It’s hard to know how Bradley stacks up against Gary Payton Jr., since Payton is out while he recovers from a hernia, but it looks like Bradley is a tier above the other remaining options (Mychal Mulder, Langston Galloway, and Jordan Bell).

Bradley’s stat sheet was once again underwhelming, recording two points, zero rebounds, zero assists, and zero steals in nearly 16 minutes of action, but evaluating Bradley has always been a bit tricky. He’s never been a big stat-stuffer, and defensive metrics have always been lower on his impact than industry consensus. Perhaps for that very reason, the Warriors are making sure to get as much film from Bradley as they can to help them make their final decision.

Takeaway #5: Health remains of paramount importance

For nearly every NBA fanbase, each season starts with visions about how young players will flourish into stars, new acquisitions will fit into the team’s plans, and veterans will continue to make an impact. Then, for most fanbases, there’s a moment that brings them back to earth, reminding them how hard it is to win a championship in the NBA.

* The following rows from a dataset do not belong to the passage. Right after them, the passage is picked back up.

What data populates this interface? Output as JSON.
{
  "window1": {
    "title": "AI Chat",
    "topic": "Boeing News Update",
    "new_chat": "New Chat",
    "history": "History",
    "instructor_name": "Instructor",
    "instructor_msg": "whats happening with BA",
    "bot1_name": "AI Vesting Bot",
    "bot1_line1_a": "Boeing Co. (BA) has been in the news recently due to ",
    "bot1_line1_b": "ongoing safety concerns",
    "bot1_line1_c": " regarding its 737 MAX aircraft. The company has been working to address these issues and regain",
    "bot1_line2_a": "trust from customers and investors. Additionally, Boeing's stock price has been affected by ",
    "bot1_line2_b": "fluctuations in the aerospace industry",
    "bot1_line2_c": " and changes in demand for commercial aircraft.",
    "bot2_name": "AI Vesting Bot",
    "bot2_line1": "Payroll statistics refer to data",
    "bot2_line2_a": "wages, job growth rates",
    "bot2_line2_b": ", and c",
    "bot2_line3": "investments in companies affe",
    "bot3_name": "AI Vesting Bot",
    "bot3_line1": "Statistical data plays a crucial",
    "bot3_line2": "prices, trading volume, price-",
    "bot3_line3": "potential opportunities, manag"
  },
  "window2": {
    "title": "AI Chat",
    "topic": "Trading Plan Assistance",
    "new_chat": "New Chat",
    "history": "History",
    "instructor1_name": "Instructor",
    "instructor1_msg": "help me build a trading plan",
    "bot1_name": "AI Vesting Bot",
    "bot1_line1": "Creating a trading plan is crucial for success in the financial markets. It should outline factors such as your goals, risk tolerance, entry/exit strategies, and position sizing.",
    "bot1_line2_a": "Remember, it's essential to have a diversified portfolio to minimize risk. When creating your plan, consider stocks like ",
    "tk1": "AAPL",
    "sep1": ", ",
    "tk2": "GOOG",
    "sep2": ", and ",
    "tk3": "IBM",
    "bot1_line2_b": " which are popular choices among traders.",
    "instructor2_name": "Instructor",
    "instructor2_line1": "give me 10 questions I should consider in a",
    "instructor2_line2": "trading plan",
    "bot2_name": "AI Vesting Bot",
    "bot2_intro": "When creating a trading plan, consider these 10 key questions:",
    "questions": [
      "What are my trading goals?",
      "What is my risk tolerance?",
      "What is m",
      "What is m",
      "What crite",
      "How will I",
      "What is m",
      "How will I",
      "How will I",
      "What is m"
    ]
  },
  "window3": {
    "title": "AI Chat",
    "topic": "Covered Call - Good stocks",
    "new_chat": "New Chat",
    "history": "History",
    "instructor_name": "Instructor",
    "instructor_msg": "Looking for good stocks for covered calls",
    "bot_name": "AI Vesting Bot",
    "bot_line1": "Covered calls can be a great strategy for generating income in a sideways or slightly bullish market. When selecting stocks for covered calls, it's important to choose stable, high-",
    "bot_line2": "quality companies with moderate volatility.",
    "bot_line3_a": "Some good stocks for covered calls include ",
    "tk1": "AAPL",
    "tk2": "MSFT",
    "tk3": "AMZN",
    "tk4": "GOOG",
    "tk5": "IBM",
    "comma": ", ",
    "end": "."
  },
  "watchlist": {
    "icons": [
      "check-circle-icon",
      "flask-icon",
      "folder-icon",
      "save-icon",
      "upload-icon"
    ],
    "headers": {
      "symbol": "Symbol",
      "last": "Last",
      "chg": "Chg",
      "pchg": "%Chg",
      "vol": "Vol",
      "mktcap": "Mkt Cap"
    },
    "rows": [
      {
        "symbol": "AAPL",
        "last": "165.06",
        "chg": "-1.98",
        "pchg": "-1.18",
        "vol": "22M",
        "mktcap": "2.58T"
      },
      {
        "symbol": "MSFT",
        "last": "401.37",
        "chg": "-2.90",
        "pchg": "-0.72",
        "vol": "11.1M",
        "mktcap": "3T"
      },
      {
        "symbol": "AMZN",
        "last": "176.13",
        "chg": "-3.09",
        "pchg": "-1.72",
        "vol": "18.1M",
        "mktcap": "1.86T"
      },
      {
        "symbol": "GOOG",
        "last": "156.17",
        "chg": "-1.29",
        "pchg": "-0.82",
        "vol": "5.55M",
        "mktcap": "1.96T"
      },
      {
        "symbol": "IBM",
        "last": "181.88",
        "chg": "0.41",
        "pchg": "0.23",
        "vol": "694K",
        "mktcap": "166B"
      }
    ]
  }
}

The Warriors have had those sobering moments come before their season even started over the past two years, with Klay Thompson’s injuries in the 2019 NBA Finals and on the day of the 2020 NBA Draft taking the sails out of their seasons before they were underway. This year is different though. While Thompson and center James Wiseman are still rehabbing major injuries, both are expected to be on the court in time for the stretch run.

Thus far, the Warriors’ faithful have seen a lot to believe in without much bad news. In Wednesday’s win, however, they got their first taste of the disappointment a season can bring when highly touted rookie Jonathan Kuminga left the game after tweaking his knee.

Kuminga left the court without a significant event, and all signs point to a minor issue. Hopefully, he can return to the court soon without issue.

Still, few franchises are more aware of how quickly injuries can pile up than the Warriors. A new season almost always brings excitement. It also brings reality. Some players will have great years. Some players will underperform. Some will get hurt. The Warriors are hoping luck will be in their favor this year.